** Opening MATERIAL SHOWN block **

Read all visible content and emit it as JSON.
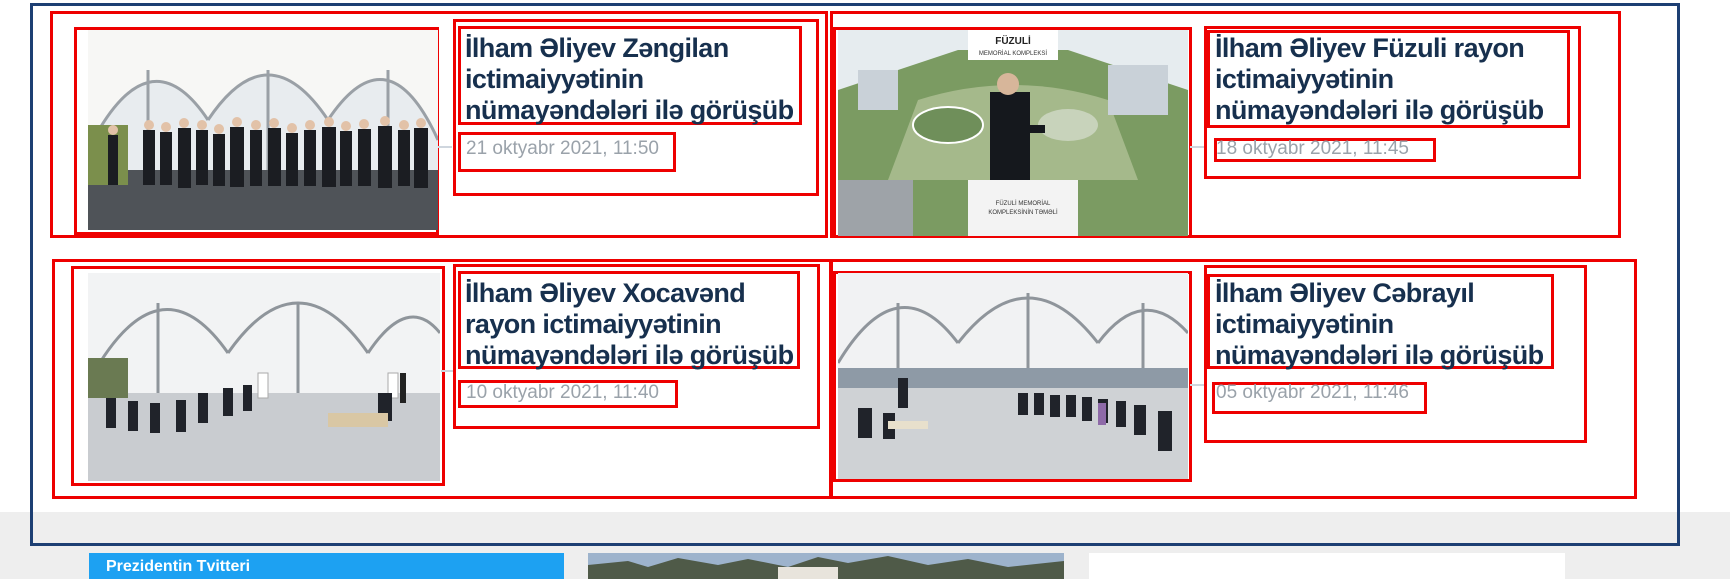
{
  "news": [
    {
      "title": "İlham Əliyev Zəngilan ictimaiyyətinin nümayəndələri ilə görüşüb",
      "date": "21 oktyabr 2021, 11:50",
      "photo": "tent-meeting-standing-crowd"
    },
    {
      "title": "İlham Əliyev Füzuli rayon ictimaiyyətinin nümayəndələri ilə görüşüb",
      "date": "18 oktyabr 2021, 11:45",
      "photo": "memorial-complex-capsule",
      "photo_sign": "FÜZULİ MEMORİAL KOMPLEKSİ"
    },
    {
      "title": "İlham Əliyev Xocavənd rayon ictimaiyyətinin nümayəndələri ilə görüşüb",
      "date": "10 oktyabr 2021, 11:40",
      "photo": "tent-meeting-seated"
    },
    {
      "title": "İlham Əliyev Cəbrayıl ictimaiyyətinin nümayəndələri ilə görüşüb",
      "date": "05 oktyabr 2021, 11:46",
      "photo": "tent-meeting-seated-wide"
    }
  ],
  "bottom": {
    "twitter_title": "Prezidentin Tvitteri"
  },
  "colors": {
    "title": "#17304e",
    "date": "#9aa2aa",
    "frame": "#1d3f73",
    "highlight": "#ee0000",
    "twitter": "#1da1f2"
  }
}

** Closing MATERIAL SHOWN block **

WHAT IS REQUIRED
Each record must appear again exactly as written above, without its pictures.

YOUR RESPONSE
Read all visible content and emit it as JSON.
{
  "news": [
    {
      "title": "İlham Əliyev Zəngilan ictimaiyyətinin nümayəndələri ilə görüşüb",
      "date": "21 oktyabr 2021, 11:50",
      "photo": "tent-meeting-standing-crowd"
    },
    {
      "title": "İlham Əliyev Füzuli rayon ictimaiyyətinin nümayəndələri ilə görüşüb",
      "date": "18 oktyabr 2021, 11:45",
      "photo": "memorial-complex-capsule",
      "photo_sign": "FÜZULİ MEMORİAL KOMPLEKSİ"
    },
    {
      "title": "İlham Əliyev Xocavənd rayon ictimaiyyətinin nümayəndələri ilə görüşüb",
      "date": "10 oktyabr 2021, 11:40",
      "photo": "tent-meeting-seated"
    },
    {
      "title": "İlham Əliyev Cəbrayıl ictimaiyyətinin nümayəndələri ilə görüşüb",
      "date": "05 oktyabr 2021, 11:46",
      "photo": "tent-meeting-seated-wide"
    }
  ],
  "bottom": {
    "twitter_title": "Prezidentin Tvitteri"
  },
  "colors": {
    "title": "#17304e",
    "date": "#9aa2aa",
    "frame": "#1d3f73",
    "highlight": "#ee0000",
    "twitter": "#1da1f2"
  }
}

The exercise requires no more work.